Assigned task: If a line in the records below contains the word "title", copy it out.

[Collected data entries]
::::::::::
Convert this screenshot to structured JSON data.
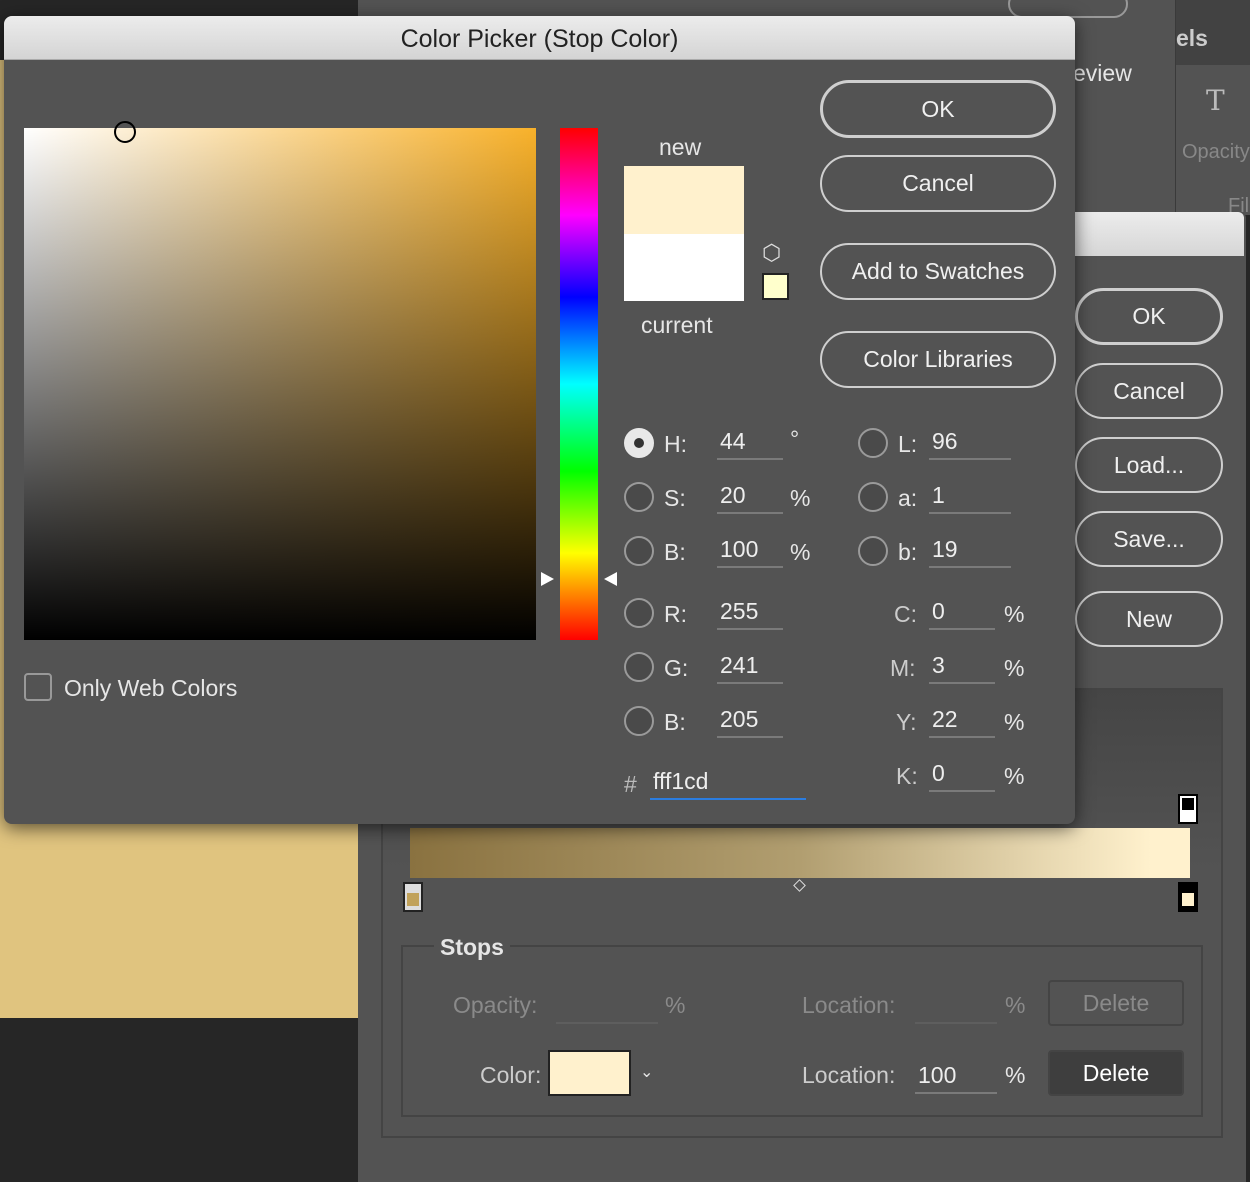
{
  "background_window": {
    "preview_label": "eview",
    "panel_tab": "els",
    "type_icon": "T",
    "opacity_label": "Opacity",
    "fill_label": "Fil"
  },
  "gradient_editor": {
    "buttons": {
      "ok": "OK",
      "cancel": "Cancel",
      "load": "Load...",
      "save": "Save...",
      "new": "New"
    },
    "gradient": {
      "start_color": "#c1a25a",
      "end_color": "#fff1cd"
    },
    "stops": {
      "title": "Stops",
      "opacity_label": "Opacity:",
      "opacity_value": "",
      "percent": "%",
      "location_label": "Location:",
      "location_opacity_value": "",
      "delete_label": "Delete",
      "color_label": "Color:",
      "color_value": "#fff1cd",
      "location_value": "100"
    }
  },
  "color_picker": {
    "title": "Color Picker (Stop Color)",
    "new_label": "new",
    "current_label": "current",
    "new_color": "#fff1cd",
    "current_color": "#ffffff",
    "buttons": {
      "ok": "OK",
      "cancel": "Cancel",
      "add_to_swatches": "Add to Swatches",
      "color_libraries": "Color Libraries"
    },
    "only_web_colors": "Only Web Colors",
    "hsb": [
      {
        "label": "H:",
        "value": "44",
        "unit": "°",
        "selected": true
      },
      {
        "label": "S:",
        "value": "20",
        "unit": "%"
      },
      {
        "label": "B:",
        "value": "100",
        "unit": "%"
      }
    ],
    "rgb": [
      {
        "label": "R:",
        "value": "255"
      },
      {
        "label": "G:",
        "value": "241"
      },
      {
        "label": "B:",
        "value": "205"
      }
    ],
    "lab": [
      {
        "label": "L:",
        "value": "96"
      },
      {
        "label": "a:",
        "value": "1"
      },
      {
        "label": "b:",
        "value": "19"
      }
    ],
    "cmyk": [
      {
        "label": "C:",
        "value": "0",
        "unit": "%"
      },
      {
        "label": "M:",
        "value": "3",
        "unit": "%"
      },
      {
        "label": "Y:",
        "value": "22",
        "unit": "%"
      },
      {
        "label": "K:",
        "value": "0",
        "unit": "%"
      }
    ],
    "hex_label": "#",
    "hex_value": "fff1cd"
  }
}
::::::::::
Written reply:
      "title": "Stops",
    "title": "Color Picker (Stop Color)",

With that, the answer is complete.